Solley, W., Pierce, R., and Perlman, H.: Estimated use of water in the United States in 1995 Circular 1200, Reston, VA, 1998.
Stehfest, E., van Vuuren, D., Kram, T., Bouwman, L., Alkemade, R., Bakkenes, M., Biemans, H., Bouwman, A., den Elzen, M., Janse, J., Lucas, P., van Minnen, J., Muller, M., and Prins, A.: Integrated assessment of global environmental change with IMAGE 3.0, Model description and policy applications, PBL Netherlands Environmental Assessment Agency, The Hague, 2014.
USDA: Historical Real Gross Domestic Product (GDP) and Growth Rates of GDP for Baseline Countries/Regions (in billions of 2010 dollars) 1980–2013, United States Department of Agriculture, available at: https://www.ers.usda.gov/webdocs/DataFiles/51832/HistoricalRealGDPValues.xls?v=156.6 (last access: 6 February 2019), 2015.
USDA: Cost and Returns, USDA Cost Returns, United States Department of Agriculture, available at: https://www.ers.usda.gov/data-products/commodity-costs-and-returns/ (last access: 6 February 2019), 2018.
USGS: Water Use Data for USA, United States Department of Agriculture, available at: https://water.usgs.gov/watuse/ (last access: 6 February 2019), 2016.
Vassolo, S. and Döll, P.: Global-scale gridded estimates of thermoelectric power and manufacturing water use, Water Resour. Res., 41, W04010, https://doi.org/10.1029/2004WR003360, 2005.
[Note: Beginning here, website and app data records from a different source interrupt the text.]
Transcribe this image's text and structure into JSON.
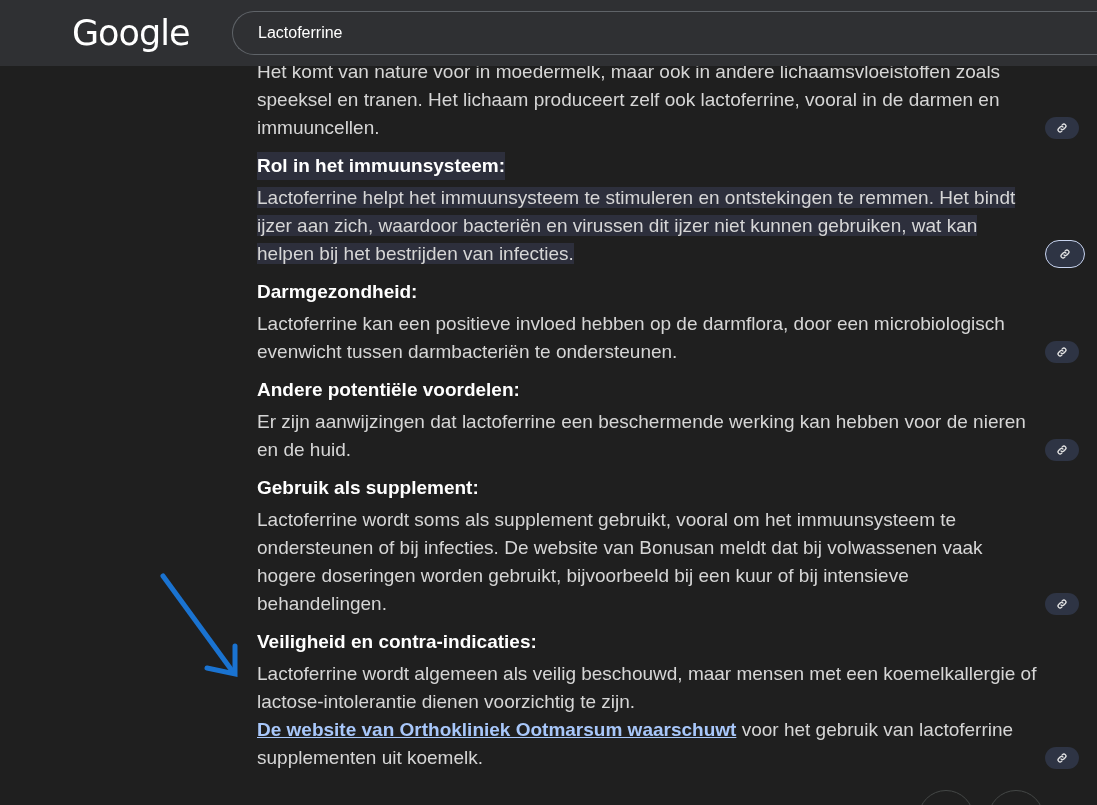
{
  "header": {
    "logo": "Google",
    "search": {
      "value": "Lactoferrine"
    }
  },
  "sections": [
    {
      "body": "Het komt van nature voor in moedermelk, maar ook in andere lichaamsvloeistoffen zoals speeksel en tranen. Het lichaam produceert zelf ook lactoferrine, vooral in de darmen en immuuncellen.",
      "highlighted": false
    },
    {
      "heading": "Rol in het immuunsysteem:",
      "body": "Lactoferrine helpt het immuunsysteem te stimuleren en ontstekingen te remmen. Het bindt ijzer aan zich, waardoor bacteriën en virussen dit ijzer niet kunnen gebruiken, wat kan helpen bij het bestrijden van infecties.",
      "highlighted": true
    },
    {
      "heading": "Darmgezondheid:",
      "body": "Lactoferrine kan een positieve invloed hebben op de darmflora, door een microbiologisch evenwicht tussen darmbacteriën te ondersteunen.",
      "highlighted": false
    },
    {
      "heading": "Andere potentiële voordelen:",
      "body": "Er zijn aanwijzingen dat lactoferrine een beschermende werking kan hebben voor de nieren en de huid.",
      "highlighted": false
    },
    {
      "heading": "Gebruik als supplement:",
      "body": "Lactoferrine wordt soms als supplement gebruikt, vooral om het immuunsysteem te ondersteunen of bij infecties. De website van Bonusan meldt dat bij volwassenen vaak hogere doseringen worden gebruikt, bijvoorbeeld bij een kuur of bij intensieve behandelingen.",
      "highlighted": false
    },
    {
      "heading": "Veiligheid en contra-indicaties:",
      "body": "Lactoferrine wordt algemeen als veilig beschouwd, maar mensen met een koemelkallergie of lactose-intolerantie dienen voorzichtig te zijn.",
      "link": "De website van Orthokliniek Ootmarsum waarschuwt",
      "body_after": "voor het gebruik van lactoferrine supplementen uit koemelk.",
      "highlighted": false
    }
  ]
}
Weyant, J.: Some contributions of integrated assessment models of global climate change, Rev. Environ. Econ. Policy, 11, 115–137, https://doi.org/10.1093/reep/rew018, 2017.
Wise, M., Calvin, K., Thomson, A., Clarke, L., Bond-Lamberty, B., Sands, R., Smith, S. J., Janetos, A., and Edmonds, J.: Implications of limiting CO2 concentrations for land use and energy, Science, 324, 5931, https://doi.org/10.1126/science.1168475, 2009.
Wise, M., Calvin, K., Kyle, P., Luckow, P., and Edmonds, J.: Economic and Physical Modeling of Land Use in Gcam 3.0 and an Application To Agricultural Productivity, Land, and Terrestrial Carbon, Clim. Chang. Econ., 05, 1450003, https://doi.org/10.1142/S2010007814500031, 2014a.
Wise, M. A., McJeon, H. C., Calvin, K. V., Clarke, L. E., and Kyle, P.: Assessing the interactions among U.S. climate policy, biomass energy, and agricultural trade, Energy J., 35, 165–180, https://doi.org/10.5547/01956574.35.SI1.9, 2014b.
Worrell, E., Price, L., Martin, N., Hendriks, C., and Meida, L. O.: Carbon Dioxide Emissions From The Global Cement Industry, Annu. Rev. Energy Environ., 26, 303–329, https://doi.org/10.1146/annurev.energy.26.1.303, 2001.
Zhou, Y., Luckow, P., Smith, S. J., and Clarke, L. E.: Evaluation of global onshore wind energy potential and generation costs, Environ. Sci. Technol., 46, 7857–7864, 2012.
A single 100-year simulation using GCAM runs in 10–15 min on a laptop. More complex options, e.g., limiting radiative forcing to a particular level, requires numerous sequential 100-year simulations increasing the runtime.
For some sectors, GCAM uses a slight variation on this formula (see http://jgcri.github.io/gcam-doc/choice.html, last access: 6 February 2019).
Note that the CORE scenario is similar to SSP2. However, these two scenarios differ slightly with respect to near-term GDP as described in Sect. 2.4; there are also small differences in non-CO2 emissions factors and CCS assumptions as described in Calvin et al. (2017).